### Problem description
Below are records; how many of their lines contain "label"? Reply with the number and no other words.

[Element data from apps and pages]

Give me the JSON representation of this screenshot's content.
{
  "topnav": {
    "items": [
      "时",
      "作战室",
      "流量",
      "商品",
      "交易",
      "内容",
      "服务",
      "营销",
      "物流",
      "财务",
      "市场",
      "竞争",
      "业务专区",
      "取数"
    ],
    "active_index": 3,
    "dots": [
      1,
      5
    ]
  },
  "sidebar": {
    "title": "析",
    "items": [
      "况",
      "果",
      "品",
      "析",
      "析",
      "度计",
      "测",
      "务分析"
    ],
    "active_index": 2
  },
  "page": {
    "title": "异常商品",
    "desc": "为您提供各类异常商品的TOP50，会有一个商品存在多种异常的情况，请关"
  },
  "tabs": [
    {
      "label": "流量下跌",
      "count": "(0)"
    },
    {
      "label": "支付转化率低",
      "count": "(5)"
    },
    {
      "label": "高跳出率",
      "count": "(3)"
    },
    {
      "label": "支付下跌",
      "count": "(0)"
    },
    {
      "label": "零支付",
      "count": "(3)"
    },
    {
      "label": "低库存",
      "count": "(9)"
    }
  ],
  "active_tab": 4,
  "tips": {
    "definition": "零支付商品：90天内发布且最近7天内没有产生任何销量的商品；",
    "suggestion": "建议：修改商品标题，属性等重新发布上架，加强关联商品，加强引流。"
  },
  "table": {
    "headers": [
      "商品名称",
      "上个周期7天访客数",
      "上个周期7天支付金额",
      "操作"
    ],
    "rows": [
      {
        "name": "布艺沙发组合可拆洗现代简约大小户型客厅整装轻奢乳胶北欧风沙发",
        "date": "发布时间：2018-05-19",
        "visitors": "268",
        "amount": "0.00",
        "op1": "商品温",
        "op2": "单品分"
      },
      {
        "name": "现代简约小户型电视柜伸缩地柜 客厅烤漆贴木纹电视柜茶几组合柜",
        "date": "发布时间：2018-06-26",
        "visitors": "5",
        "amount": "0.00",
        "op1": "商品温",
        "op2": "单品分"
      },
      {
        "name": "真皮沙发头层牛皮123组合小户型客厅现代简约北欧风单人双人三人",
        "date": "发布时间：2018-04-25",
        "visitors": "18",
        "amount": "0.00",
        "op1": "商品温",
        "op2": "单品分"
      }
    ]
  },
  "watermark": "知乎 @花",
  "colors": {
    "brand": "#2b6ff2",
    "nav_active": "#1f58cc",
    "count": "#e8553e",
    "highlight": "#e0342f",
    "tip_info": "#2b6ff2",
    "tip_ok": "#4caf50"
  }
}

### Result of this exercise
6